So my question is; Did the Dutch traders ship beer as a commodity in trade for Asian goods? If yes, what years, what style? Were hops used in any manner then?

Thanks
Bob

Good enough to be brought up to the surface for a little bit more of a think….or a thunk if I can’t come up with anything. I will check through Unger’s texts but if anyone else has any ideas, please share.

From A Good Beer Blog’s Fan Mailbag

Through the grapevine…barley stem?… I learned that Roy Bonisteel, host of CBC TV’s excellent Man Alive from 1969 to 1989, is a fan of this here beer blog. I sent word back asking for a few words and low and behold there is some background on the greatest beer related poem ever, Al Purdy’s “At The Quinte Hotel”, which I recently posted:

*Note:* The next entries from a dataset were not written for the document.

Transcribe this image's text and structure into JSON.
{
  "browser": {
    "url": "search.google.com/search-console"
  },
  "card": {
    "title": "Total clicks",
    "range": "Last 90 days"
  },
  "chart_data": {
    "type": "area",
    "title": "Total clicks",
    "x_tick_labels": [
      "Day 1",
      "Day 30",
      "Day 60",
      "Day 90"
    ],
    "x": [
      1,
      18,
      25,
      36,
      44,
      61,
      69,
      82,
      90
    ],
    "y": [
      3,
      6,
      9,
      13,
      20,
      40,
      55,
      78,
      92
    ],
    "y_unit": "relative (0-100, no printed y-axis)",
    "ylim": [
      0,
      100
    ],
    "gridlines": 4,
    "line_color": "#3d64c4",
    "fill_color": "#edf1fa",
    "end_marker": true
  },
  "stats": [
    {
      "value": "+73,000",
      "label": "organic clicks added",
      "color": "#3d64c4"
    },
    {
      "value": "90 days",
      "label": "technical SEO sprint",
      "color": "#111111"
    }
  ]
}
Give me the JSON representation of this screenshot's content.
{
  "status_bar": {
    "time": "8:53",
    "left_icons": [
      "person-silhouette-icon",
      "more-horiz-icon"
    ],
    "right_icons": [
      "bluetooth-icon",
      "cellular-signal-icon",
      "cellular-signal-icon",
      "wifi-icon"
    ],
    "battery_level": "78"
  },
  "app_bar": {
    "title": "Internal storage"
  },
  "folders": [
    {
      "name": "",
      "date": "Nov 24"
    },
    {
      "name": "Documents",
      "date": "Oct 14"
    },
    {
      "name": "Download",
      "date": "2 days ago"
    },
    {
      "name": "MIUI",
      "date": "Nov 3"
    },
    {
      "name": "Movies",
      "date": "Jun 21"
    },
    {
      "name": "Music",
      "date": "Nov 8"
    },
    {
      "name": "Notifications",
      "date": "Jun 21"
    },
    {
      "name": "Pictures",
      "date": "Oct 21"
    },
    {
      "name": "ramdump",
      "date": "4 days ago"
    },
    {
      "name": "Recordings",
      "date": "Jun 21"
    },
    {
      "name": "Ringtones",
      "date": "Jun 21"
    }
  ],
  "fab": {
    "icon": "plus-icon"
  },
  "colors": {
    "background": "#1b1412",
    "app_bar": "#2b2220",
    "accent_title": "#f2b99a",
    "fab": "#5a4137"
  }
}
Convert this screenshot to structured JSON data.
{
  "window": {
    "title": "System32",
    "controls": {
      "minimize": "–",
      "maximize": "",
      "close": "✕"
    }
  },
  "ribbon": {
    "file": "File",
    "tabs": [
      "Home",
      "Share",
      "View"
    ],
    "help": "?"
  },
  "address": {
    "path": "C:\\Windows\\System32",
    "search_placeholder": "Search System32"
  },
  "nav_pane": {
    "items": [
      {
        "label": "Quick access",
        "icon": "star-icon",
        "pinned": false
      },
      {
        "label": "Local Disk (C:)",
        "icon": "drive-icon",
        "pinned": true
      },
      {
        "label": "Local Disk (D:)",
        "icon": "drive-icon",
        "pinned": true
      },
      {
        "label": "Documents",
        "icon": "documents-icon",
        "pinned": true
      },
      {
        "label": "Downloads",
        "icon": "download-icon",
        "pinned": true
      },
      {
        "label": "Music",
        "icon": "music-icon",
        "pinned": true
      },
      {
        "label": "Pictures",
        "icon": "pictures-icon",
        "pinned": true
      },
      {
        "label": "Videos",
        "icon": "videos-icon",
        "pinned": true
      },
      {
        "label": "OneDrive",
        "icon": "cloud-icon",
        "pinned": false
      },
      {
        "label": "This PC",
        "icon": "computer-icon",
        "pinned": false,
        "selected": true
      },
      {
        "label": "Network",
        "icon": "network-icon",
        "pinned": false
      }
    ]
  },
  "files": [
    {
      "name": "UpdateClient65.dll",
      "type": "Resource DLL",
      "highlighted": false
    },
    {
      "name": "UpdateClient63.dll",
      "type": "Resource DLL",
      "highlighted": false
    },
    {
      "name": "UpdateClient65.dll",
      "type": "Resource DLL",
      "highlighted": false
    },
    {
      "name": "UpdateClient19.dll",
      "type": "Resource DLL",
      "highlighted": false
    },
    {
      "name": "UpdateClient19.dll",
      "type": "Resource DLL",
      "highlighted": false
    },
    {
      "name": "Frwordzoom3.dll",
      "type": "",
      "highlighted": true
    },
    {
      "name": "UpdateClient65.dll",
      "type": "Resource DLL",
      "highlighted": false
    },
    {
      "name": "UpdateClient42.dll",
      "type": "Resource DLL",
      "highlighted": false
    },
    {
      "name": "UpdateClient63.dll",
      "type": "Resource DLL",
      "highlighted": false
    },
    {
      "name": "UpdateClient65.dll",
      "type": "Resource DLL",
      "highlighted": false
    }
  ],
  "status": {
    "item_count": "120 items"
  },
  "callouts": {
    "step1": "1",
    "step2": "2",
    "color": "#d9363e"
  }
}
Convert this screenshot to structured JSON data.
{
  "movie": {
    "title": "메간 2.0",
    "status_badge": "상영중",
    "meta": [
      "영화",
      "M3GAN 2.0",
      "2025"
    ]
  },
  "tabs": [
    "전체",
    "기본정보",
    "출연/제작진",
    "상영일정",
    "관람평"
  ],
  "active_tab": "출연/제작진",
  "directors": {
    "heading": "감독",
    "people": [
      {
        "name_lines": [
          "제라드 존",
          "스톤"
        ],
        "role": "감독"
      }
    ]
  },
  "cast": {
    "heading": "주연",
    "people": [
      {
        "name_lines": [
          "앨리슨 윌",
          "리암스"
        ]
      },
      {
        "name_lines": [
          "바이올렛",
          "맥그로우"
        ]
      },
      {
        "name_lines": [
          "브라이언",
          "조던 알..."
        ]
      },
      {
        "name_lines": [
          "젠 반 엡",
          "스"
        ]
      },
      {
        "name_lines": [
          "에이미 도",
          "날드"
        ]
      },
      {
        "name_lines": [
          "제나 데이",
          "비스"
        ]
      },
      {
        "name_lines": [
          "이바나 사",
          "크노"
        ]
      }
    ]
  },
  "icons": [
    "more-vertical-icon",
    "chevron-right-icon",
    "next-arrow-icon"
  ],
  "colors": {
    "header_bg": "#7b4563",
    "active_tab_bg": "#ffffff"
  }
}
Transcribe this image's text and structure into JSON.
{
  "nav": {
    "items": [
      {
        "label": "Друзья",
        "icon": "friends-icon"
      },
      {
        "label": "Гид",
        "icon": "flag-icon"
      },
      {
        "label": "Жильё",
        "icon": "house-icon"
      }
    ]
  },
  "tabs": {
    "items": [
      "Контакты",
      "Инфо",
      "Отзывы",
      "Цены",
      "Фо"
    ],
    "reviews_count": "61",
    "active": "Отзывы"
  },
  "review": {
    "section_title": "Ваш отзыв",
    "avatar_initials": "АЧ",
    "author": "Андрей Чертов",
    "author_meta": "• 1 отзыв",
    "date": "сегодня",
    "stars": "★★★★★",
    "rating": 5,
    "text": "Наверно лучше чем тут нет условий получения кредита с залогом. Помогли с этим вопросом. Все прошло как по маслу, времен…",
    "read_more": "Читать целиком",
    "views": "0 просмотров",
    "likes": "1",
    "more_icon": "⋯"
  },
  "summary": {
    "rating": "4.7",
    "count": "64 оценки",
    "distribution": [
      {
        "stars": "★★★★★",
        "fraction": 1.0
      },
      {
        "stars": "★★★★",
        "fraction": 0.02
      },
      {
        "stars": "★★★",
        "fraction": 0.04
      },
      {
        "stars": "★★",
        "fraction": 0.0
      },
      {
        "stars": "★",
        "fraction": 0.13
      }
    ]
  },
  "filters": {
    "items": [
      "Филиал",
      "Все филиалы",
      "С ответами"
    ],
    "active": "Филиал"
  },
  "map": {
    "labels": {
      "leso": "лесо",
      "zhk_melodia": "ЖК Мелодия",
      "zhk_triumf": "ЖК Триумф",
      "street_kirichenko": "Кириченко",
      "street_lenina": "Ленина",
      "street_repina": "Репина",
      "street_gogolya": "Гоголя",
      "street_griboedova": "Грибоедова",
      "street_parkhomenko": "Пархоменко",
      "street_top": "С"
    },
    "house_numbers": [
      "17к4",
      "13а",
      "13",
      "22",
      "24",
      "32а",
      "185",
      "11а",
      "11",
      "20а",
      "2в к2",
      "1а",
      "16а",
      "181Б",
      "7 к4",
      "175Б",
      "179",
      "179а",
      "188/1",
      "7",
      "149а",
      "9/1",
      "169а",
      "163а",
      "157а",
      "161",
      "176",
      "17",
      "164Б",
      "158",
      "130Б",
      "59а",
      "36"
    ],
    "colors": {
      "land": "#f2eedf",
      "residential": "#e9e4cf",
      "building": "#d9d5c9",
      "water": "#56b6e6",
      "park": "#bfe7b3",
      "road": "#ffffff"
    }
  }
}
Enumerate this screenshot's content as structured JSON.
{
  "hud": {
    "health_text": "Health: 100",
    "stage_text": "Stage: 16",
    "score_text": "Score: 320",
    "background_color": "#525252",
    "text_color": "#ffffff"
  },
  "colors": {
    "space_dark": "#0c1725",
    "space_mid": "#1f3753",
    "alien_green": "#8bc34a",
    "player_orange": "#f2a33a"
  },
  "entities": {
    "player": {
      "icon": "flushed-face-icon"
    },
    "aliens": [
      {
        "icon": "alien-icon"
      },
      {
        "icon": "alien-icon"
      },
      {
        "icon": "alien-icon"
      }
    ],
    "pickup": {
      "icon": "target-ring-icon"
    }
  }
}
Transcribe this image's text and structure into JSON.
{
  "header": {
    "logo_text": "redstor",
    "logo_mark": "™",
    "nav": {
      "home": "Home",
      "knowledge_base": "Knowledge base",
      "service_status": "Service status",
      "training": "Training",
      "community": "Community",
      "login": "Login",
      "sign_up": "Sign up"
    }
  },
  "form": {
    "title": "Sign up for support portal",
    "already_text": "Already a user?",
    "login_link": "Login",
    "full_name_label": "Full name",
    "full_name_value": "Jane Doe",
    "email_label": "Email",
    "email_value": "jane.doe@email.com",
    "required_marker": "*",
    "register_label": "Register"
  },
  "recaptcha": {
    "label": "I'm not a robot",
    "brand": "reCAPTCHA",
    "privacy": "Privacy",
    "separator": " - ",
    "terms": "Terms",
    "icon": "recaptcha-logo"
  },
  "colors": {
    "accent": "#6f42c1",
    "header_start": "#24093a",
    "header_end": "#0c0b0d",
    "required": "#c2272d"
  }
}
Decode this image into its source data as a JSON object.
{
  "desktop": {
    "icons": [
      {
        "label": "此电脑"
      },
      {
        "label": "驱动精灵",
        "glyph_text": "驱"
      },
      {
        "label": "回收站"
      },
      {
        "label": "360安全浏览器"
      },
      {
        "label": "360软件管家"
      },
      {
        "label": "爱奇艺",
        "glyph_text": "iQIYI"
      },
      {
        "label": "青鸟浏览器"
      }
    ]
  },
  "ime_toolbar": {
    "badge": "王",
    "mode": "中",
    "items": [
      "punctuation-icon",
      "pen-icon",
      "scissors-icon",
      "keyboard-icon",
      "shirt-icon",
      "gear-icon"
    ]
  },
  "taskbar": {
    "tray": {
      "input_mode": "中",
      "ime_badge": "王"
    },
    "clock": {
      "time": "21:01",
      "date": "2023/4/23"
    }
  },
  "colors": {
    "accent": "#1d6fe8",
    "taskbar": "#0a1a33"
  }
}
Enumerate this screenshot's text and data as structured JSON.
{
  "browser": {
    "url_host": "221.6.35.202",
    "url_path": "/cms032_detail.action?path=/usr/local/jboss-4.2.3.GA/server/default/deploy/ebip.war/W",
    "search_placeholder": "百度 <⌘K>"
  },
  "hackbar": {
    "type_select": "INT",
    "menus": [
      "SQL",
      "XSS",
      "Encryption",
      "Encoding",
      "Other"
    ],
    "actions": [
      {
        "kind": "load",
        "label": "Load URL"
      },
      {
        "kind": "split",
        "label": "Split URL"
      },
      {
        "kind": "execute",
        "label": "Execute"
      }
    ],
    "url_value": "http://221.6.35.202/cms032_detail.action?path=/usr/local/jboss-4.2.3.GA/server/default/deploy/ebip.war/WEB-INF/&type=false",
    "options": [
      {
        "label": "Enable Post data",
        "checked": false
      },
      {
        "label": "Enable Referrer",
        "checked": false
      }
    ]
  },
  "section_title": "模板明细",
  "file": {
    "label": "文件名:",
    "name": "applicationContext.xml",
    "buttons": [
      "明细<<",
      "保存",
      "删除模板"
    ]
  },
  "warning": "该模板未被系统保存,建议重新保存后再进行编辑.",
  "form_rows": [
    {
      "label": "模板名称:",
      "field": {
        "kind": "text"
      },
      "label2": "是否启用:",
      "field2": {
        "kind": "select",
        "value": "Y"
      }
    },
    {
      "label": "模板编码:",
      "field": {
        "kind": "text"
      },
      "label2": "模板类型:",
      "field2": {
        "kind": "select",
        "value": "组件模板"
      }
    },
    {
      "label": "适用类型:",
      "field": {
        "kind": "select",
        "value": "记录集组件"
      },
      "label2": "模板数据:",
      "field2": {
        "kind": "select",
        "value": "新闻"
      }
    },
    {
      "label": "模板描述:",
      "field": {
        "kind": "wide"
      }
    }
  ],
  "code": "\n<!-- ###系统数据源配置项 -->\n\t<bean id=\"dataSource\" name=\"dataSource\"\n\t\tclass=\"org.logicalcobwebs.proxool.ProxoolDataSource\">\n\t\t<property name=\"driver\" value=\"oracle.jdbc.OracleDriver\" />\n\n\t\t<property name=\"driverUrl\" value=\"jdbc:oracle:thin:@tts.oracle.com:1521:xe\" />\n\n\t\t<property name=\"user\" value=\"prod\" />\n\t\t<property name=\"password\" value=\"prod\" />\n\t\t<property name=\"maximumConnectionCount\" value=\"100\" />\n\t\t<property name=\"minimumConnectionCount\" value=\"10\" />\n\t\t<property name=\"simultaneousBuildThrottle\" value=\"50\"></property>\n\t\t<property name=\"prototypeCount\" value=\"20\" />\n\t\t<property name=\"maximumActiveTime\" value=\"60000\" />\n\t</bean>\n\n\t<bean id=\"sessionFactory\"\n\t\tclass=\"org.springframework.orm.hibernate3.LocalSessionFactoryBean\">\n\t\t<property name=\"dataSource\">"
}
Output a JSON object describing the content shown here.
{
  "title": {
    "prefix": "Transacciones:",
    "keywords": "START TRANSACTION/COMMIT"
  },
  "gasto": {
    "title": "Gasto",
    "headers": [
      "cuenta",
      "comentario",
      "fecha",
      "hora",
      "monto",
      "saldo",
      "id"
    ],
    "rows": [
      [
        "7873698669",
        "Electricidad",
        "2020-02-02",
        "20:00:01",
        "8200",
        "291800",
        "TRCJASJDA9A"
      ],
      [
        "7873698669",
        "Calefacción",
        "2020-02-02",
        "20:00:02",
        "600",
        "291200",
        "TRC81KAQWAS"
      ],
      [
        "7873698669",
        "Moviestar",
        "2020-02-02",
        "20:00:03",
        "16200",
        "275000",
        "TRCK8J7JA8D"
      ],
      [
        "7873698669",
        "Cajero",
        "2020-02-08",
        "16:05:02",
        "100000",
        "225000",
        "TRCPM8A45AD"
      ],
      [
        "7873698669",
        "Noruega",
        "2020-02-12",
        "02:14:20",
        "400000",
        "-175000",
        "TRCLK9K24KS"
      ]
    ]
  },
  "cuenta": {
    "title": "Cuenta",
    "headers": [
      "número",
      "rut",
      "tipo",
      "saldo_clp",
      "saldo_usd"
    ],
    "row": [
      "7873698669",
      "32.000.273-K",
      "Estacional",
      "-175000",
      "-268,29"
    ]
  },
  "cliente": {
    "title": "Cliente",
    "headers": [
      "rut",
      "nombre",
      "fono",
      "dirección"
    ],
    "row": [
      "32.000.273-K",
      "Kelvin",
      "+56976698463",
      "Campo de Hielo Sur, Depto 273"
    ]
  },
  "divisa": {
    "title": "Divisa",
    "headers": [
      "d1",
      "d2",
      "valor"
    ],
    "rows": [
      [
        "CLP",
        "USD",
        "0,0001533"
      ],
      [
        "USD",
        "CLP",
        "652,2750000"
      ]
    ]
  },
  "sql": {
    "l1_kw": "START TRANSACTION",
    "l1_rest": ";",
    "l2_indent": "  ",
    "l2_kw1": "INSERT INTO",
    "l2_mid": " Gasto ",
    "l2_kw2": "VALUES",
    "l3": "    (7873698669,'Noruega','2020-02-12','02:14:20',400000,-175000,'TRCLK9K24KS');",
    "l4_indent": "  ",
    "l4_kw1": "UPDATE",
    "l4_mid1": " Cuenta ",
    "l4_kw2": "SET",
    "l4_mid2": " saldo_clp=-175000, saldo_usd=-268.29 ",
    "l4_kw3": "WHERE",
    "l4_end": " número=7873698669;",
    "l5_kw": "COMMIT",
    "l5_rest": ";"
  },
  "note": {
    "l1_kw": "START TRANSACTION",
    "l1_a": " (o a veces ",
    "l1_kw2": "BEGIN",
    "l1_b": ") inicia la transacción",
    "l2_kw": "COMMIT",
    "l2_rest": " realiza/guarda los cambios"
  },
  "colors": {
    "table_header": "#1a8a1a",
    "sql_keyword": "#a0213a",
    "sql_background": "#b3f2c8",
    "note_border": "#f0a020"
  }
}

I like the beer blog….it’s very good. In interesting fact that a lot of people don’t know is that although Bellevillians are very proud of Al Purdy’s poem about the Quinte Hotel…it is not the Belleville Quinte. It is the Trenton Quinte…now called something else…where Purdy drank. At this same time I had a room at the Quinte when I was driving cab and working at the Courier. At that time we didn’t know each other…but year’s later over many a beer, talked about the fact that we had both been there at the same time. Tell your friend I’ll keep up with his blog.

Fabulous.

You know, from time to time I wonder who you all are and where you are. I received a very nice email this week in fact from a gent – Roshan from Kochi, India – who was pleased to tell me that he now takes a moment to smell his beer, because he now knows like Purdy that it is made of flowers I suppose. From Quite to Kochi.

Drop a line anyone of you now 3500 daily visitors. Always good to hear from you.